Science translational medicine  2011;3(72):72ra18.
Spinal muscular atrophy (SMA) is an autosomal recessive neuromuscular disorder caused by mutations in the SMN1 gene that result in a deficiency of SMN protein. One approach to treat SMA is to use antisense oligonucleotides (ASOs) to redirect the splicing of a paralogous gene, SMN2, to boost production of functional SMN. Injection of a 2′-O-2-methoxyethyl–modified ASO (ASO-10-27) into the cerebral lateral ventricles of mice with a severe form of SMA resulted in splice-mediated increases in SMN protein and in the number of motor neurons in the spinal cord, which led to improvements in muscle physiology, motor function and survival. Intrathecal infusion of ASO-10-27 into cynomolgus monkeys delivered putative therapeutic levels of the oligonucleotide to all regions of the spinal cord. These data demonstrate that central nervous system–directed ASO therapy is efficacious and that intrathecal infusion may represent a practical route for delivering this therapeutic in the clinic.

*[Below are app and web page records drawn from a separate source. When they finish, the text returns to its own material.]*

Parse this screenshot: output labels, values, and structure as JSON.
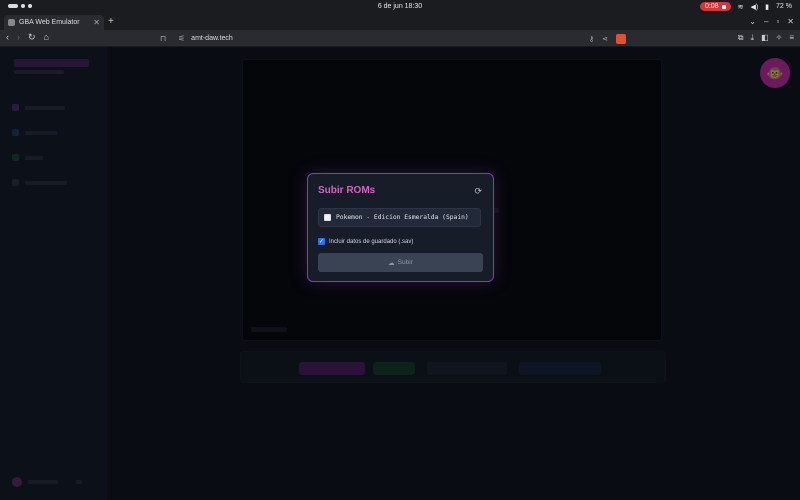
{
  "status_bar": {
    "date_time": "6 de jun  18:30",
    "recording_time": "0:08",
    "battery": "72 %"
  },
  "browser": {
    "tab_title": "GBA Web Emulator",
    "url": "amt-daw.tech"
  },
  "modal": {
    "title": "Subir ROMs",
    "rom_items": [
      {
        "label": "Pokemon - Edicion Esmeralda (Spain)",
        "checked": false
      }
    ],
    "include_saves_label": "Incluir datos de guardado (.sav)",
    "include_saves_checked": true,
    "upload_label": "Subir"
  },
  "colors": {
    "accent": "#d95fc4",
    "modal_border": "#8a3ab5",
    "avatar": "#c227a6",
    "checkbox": "#2a74e3"
  }
}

doi:10.1126/scitranslmed.3001777
PMCID: PMC3140425  PMID: 21368223
2.  Tetracyclines That Promote SMN2 Exon 7 Splicing as Therapeutics for Spinal Muscular Atrophy 
There is at present no cure or effective therapy for spinal muscular atrophy (SMA), a neurodegenerative disease that is the leading genetic cause of infant mortality. SMA usually results from loss of the SMN1 (survival of motor neuron 1) gene, which leads to selective motor neuron degeneration. SMN2 is nearly identical to SMN1 but has a nucleotide replacement that causes exon 7 skipping, resulting in a truncated, unstable version of the SMA protein. SMN2 is present in all SMA patients, and correcting SMN2 splicing is a promising approach for SMA therapy. We identified a tetracycline-like compound, PTK-SMA1, which stimulates exon 7 splicing and increases SMN protein levels in vitro and in vivo in mice. Unlike previously identified molecules that stimulate SMN production via SMN2 promoter activation or undefined mechanisms, PTK-SMA1 is a unique therapeutic candidate in that it acts by directly stimulating splicing of exon 7. Synthetic small-molecule compounds such as PTK-SMA1 offer an alternative to antisense oligonucleotide therapies that are being developed as therapeutics for a number of disease-associated splicing defects.
doi:10.1126/scitranslmed.3000208
PMCID: PMC2818805  PMID: 20161659

Results 1-2 (2)